BEGIN

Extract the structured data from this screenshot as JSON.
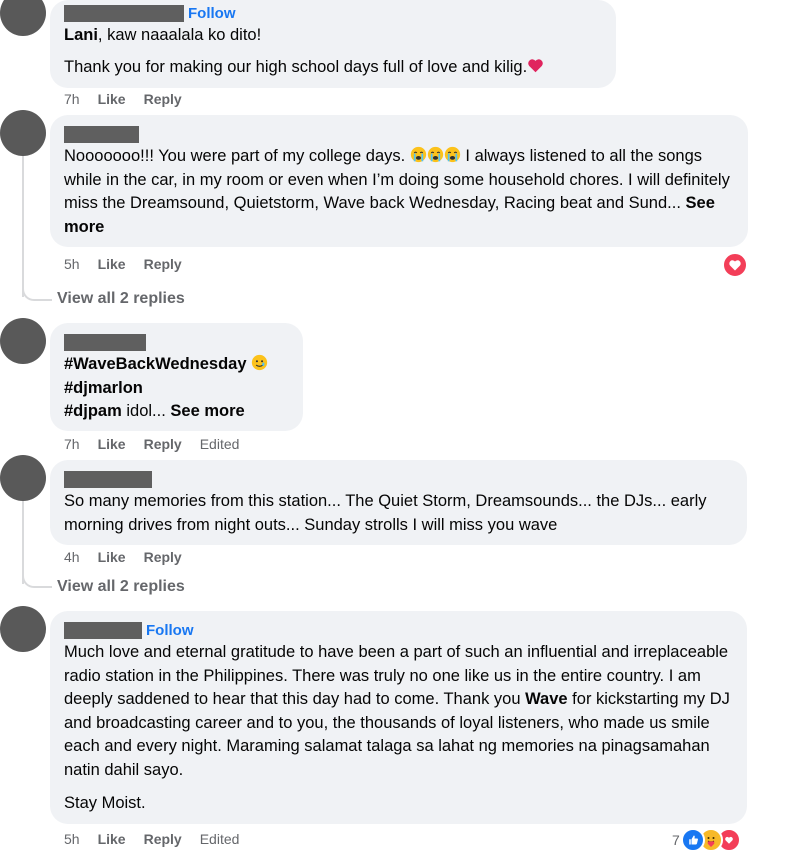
{
  "comments": [
    {
      "follow": "Follow",
      "mention": "Lani",
      "line1_rest": ", kaw naaalala ko dito!",
      "line2": "Thank you for making our high school days full of love and kilig.",
      "time": "7h",
      "like": "Like",
      "reply": "Reply"
    },
    {
      "text_a": "Nooooooo!!! You were part of my college days.",
      "text_b": "I always listened to all the songs while in the car, in my room or even when I’m doing some household chores. I will definitely miss the Dreamsound, Quietstorm, Wave back Wednesday, Racing beat and Sund...",
      "see_more": "See more",
      "time": "5h",
      "like": "Like",
      "reply": "Reply",
      "view_replies": "View all 2 replies"
    },
    {
      "tag1": "#WaveBackWednesday",
      "tag2": "#djmarlon",
      "tag3": "#djpam",
      "tag3_rest": " idol...",
      "see_more": "See more",
      "time": "7h",
      "like": "Like",
      "reply": "Reply",
      "edited": "Edited"
    },
    {
      "text": "So many memories from this station... The Quiet Storm, Dreamsounds... the DJs... early morning drives from night outs... Sunday strolls I will miss you wave",
      "time": "4h",
      "like": "Like",
      "reply": "Reply",
      "view_replies": "View all 2 replies"
    },
    {
      "follow": "Follow",
      "text_a": "Much love and eternal gratitude to have been a part of such an influential and irreplaceable radio station in the Philippines. There was truly no one like us in the entire country. I am deeply saddened to hear that this day had to come. Thank you ",
      "text_bold": "Wave",
      "text_b": " for kickstarting my DJ and broadcasting career and to you, the thousands of loyal listeners, who made us smile each and every night. Maraming salamat talaga sa lahat ng memories na pinagsamahan natin dahil sayo.",
      "line2": "Stay Moist.",
      "time": "5h",
      "like": "Like",
      "reply": "Reply",
      "edited": "Edited",
      "reaction_count": "7"
    }
  ],
  "colors": {
    "bubble": "#f0f2f5",
    "link": "#1877f2",
    "meta": "#65676b",
    "heart": "#f33e58",
    "like_blue": "#1877f2"
  },
  "icons": [
    "heart-emoji",
    "crying-face-emoji",
    "tear-smile-emoji",
    "heart-reaction-icon",
    "like-reaction-icon",
    "care-reaction-icon"
  ]
}
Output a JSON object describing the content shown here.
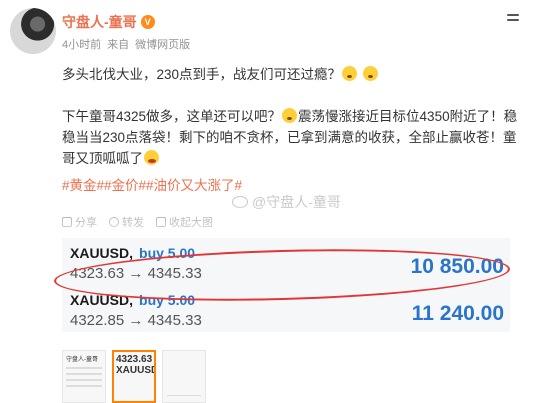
{
  "author": {
    "name": "守盘人-童哥",
    "vip_badge": "V"
  },
  "meta": {
    "time": "4小时前",
    "source_prefix": "来自",
    "source": "微博网页版"
  },
  "content": {
    "line1": "多头北伐大业，230点到手，战友们可还过瘾？",
    "para2": "下午童哥4325做多，这单还可以吧？",
    "para2b": "震荡慢涨接近目标位4350附近了！稳稳当当230点落袋！剩下的咱不贪杯，已拿到满意的收获，全部止赢收苍！童哥又顶呱呱了",
    "hashtags": "#黄金##金价##油价又大涨了#"
  },
  "watermark": "@守盘人-童哥",
  "actions": {
    "share": "分享",
    "repost": "转发",
    "collapse": "收起大图"
  },
  "trades": [
    {
      "symbol": "XAUUSD,",
      "side": "buy 5.00",
      "open": "4323.63",
      "arrow": "→",
      "close": "4345.33",
      "profit": "10 850.00"
    },
    {
      "symbol": "XAUUSD,",
      "side": "buy 5.00",
      "open": "4322.85",
      "arrow": "→",
      "close": "4345.33",
      "profit": "11 240.00"
    }
  ],
  "thumbnails": [
    {
      "title": "守盘人-童哥",
      "big": ""
    },
    {
      "title": "",
      "big": "4323.63",
      "sub": "XAUUSD"
    },
    {
      "title": "",
      "big": ""
    }
  ],
  "colors": {
    "accent": "#eb7350",
    "profit_blue": "#2a74c9",
    "circle_red": "#e23636",
    "thumb_active": "#ff8200"
  }
}
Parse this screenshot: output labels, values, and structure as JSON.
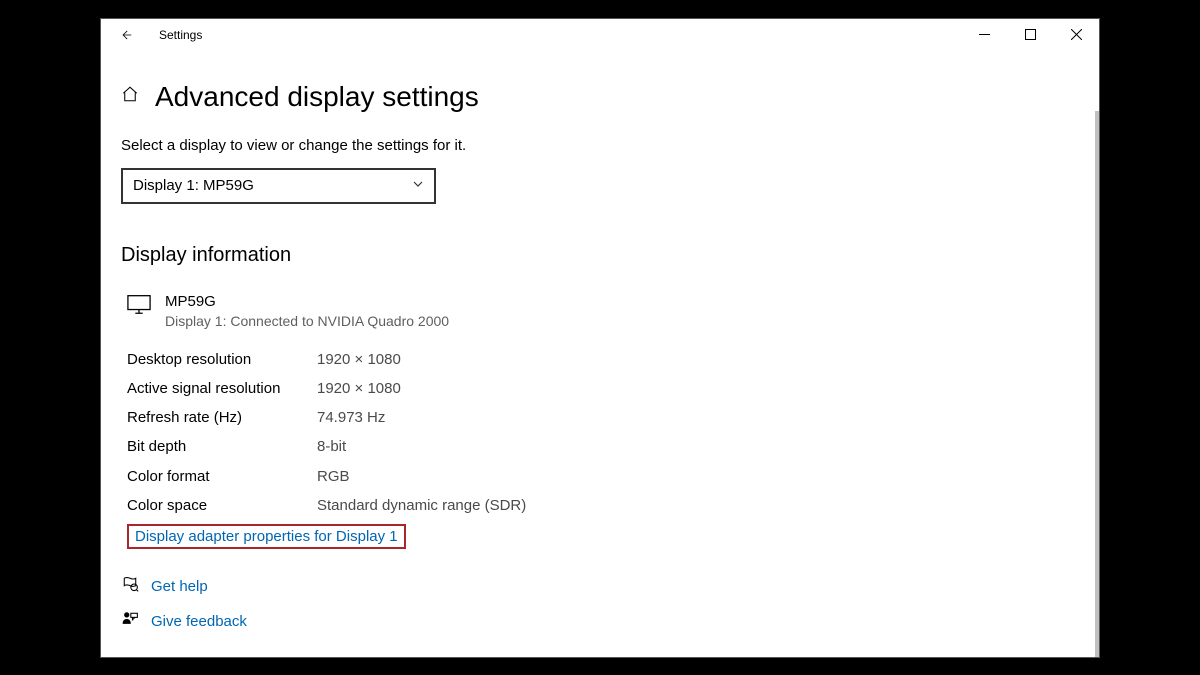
{
  "window": {
    "app_title": "Settings"
  },
  "page": {
    "title": "Advanced display settings",
    "instruction": "Select a display to view or change the settings for it."
  },
  "dropdown": {
    "selected": "Display 1: MP59G"
  },
  "section": {
    "title": "Display information"
  },
  "monitor": {
    "name": "MP59G",
    "subtitle": "Display 1: Connected to NVIDIA Quadro 2000"
  },
  "info": {
    "desktop_resolution_label": "Desktop resolution",
    "desktop_resolution_value": "1920 × 1080",
    "active_signal_label": "Active signal resolution",
    "active_signal_value": "1920 × 1080",
    "refresh_rate_label": "Refresh rate (Hz)",
    "refresh_rate_value": "74.973 Hz",
    "bit_depth_label": "Bit depth",
    "bit_depth_value": "8-bit",
    "color_format_label": "Color format",
    "color_format_value": "RGB",
    "color_space_label": "Color space",
    "color_space_value": "Standard dynamic range (SDR)"
  },
  "adapter_link": "Display adapter properties for Display 1",
  "help": {
    "get_help": "Get help",
    "give_feedback": "Give feedback"
  }
}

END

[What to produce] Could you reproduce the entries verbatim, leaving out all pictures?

[Exercise solution]
Extract the structured data from this screenshot as JSON.
{
  "comments": [
    {
      "follow": "Follow",
      "mention": "Lani",
      "line1_rest": ", kaw naaalala ko dito!",
      "line2": "Thank you for making our high school days full of love and kilig.",
      "time": "7h",
      "like": "Like",
      "reply": "Reply"
    },
    {
      "text_a": "Nooooooo!!! You were part of my college days.",
      "text_b": "I always listened to all the songs while in the car, in my room or even when I’m doing some household chores. I will definitely miss the Dreamsound, Quietstorm, Wave back Wednesday, Racing beat and Sund...",
      "see_more": "See more",
      "time": "5h",
      "like": "Like",
      "reply": "Reply",
      "view_replies": "View all 2 replies"
    },
    {
      "tag1": "#WaveBackWednesday",
      "tag2": "#djmarlon",
      "tag3": "#djpam",
      "tag3_rest": " idol...",
      "see_more": "See more",
      "time": "7h",
      "like": "Like",
      "reply": "Reply",
      "edited": "Edited"
    },
    {
      "text": "So many memories from this station... The Quiet Storm, Dreamsounds... the DJs... early morning drives from night outs... Sunday strolls I will miss you wave",
      "time": "4h",
      "like": "Like",
      "reply": "Reply",
      "view_replies": "View all 2 replies"
    },
    {
      "follow": "Follow",
      "text_a": "Much love and eternal gratitude to have been a part of such an influential and irreplaceable radio station in the Philippines. There was truly no one like us in the entire country. I am deeply saddened to hear that this day had to come. Thank you ",
      "text_bold": "Wave",
      "text_b": " for kickstarting my DJ and broadcasting career and to you, the thousands of loyal listeners, who made us smile each and every night. Maraming salamat talaga sa lahat ng memories na pinagsamahan natin dahil sayo.",
      "line2": "Stay Moist.",
      "time": "5h",
      "like": "Like",
      "reply": "Reply",
      "edited": "Edited",
      "reaction_count": "7"
    }
  ],
  "colors": {
    "bubble": "#f0f2f5",
    "link": "#1877f2",
    "meta": "#65676b",
    "heart": "#f33e58",
    "like_blue": "#1877f2"
  },
  "icons": [
    "heart-emoji",
    "crying-face-emoji",
    "tear-smile-emoji",
    "heart-reaction-icon",
    "like-reaction-icon",
    "care-reaction-icon"
  ]
}
Output a JSON object describing the content shown here.
{
  "author": {
    "name": "守盘人-童哥",
    "vip_badge": "V"
  },
  "meta": {
    "time": "4小时前",
    "source_prefix": "来自",
    "source": "微博网页版"
  },
  "content": {
    "line1": "多头北伐大业，230点到手，战友们可还过瘾？",
    "para2": "下午童哥4325做多，这单还可以吧？",
    "para2b": "震荡慢涨接近目标位4350附近了！稳稳当当230点落袋！剩下的咱不贪杯，已拿到满意的收获，全部止赢收苍！童哥又顶呱呱了",
    "hashtags": "#黄金##金价##油价又大涨了#"
  },
  "watermark": "@守盘人-童哥",
  "actions": {
    "share": "分享",
    "repost": "转发",
    "collapse": "收起大图"
  },
  "trades": [
    {
      "symbol": "XAUUSD,",
      "side": "buy 5.00",
      "open": "4323.63",
      "arrow": "→",
      "close": "4345.33",
      "profit": "10 850.00"
    },
    {
      "symbol": "XAUUSD,",
      "side": "buy 5.00",
      "open": "4322.85",
      "arrow": "→",
      "close": "4345.33",
      "profit": "11 240.00"
    }
  ],
  "thumbnails": [
    {
      "title": "守盘人-童哥",
      "big": ""
    },
    {
      "title": "",
      "big": "4323.63",
      "sub": "XAUUSD"
    },
    {
      "title": "",
      "big": ""
    }
  ],
  "colors": {
    "accent": "#eb7350",
    "profit_blue": "#2a74c9",
    "circle_red": "#e23636",
    "thumb_active": "#ff8200"
  }
}
Parse this screenshot: output labels, values, and structure as JSON.
{
  "window": {
    "app_title": "Settings"
  },
  "page": {
    "title": "Advanced display settings",
    "instruction": "Select a display to view or change the settings for it."
  },
  "dropdown": {
    "selected": "Display 1: MP59G"
  },
  "section": {
    "title": "Display information"
  },
  "monitor": {
    "name": "MP59G",
    "subtitle": "Display 1: Connected to NVIDIA Quadro 2000"
  },
  "info": {
    "desktop_resolution_label": "Desktop resolution",
    "desktop_resolution_value": "1920 × 1080",
    "active_signal_label": "Active signal resolution",
    "active_signal_value": "1920 × 1080",
    "refresh_rate_label": "Refresh rate (Hz)",
    "refresh_rate_value": "74.973 Hz",
    "bit_depth_label": "Bit depth",
    "bit_depth_value": "8-bit",
    "color_format_label": "Color format",
    "color_format_value": "RGB",
    "color_space_label": "Color space",
    "color_space_value": "Standard dynamic range (SDR)"
  },
  "adapter_link": "Display adapter properties for Display 1",
  "help": {
    "get_help": "Get help",
    "give_feedback": "Give feedback"
  }
}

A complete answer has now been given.